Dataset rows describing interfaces
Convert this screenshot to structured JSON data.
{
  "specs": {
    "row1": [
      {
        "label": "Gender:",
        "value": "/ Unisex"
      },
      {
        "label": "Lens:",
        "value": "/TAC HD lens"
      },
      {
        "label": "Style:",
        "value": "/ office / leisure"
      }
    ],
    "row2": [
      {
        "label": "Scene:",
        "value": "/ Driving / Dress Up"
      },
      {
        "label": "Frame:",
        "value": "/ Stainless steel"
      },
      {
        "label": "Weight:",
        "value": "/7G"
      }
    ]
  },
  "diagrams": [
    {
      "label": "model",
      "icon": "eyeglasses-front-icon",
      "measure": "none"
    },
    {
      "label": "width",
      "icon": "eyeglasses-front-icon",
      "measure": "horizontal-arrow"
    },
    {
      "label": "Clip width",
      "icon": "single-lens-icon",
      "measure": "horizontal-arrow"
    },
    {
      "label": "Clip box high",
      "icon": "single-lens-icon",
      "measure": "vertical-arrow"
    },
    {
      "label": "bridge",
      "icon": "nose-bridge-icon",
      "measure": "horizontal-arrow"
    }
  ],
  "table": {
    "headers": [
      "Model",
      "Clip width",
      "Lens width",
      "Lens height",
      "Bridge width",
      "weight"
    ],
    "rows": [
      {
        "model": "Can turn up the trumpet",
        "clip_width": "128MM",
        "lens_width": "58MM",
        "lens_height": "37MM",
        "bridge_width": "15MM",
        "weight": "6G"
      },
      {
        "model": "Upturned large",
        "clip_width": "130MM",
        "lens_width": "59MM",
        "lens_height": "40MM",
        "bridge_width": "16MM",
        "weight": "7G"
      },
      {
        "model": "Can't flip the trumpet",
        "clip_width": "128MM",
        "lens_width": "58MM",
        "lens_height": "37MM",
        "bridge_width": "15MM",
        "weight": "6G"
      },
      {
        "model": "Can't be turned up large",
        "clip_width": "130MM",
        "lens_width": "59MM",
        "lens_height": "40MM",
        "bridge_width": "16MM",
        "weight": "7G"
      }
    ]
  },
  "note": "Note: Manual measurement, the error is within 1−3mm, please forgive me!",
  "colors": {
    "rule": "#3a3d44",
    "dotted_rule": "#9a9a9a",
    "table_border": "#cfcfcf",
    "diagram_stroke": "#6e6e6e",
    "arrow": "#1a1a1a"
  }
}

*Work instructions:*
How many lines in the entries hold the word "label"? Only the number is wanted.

*Solution:*
11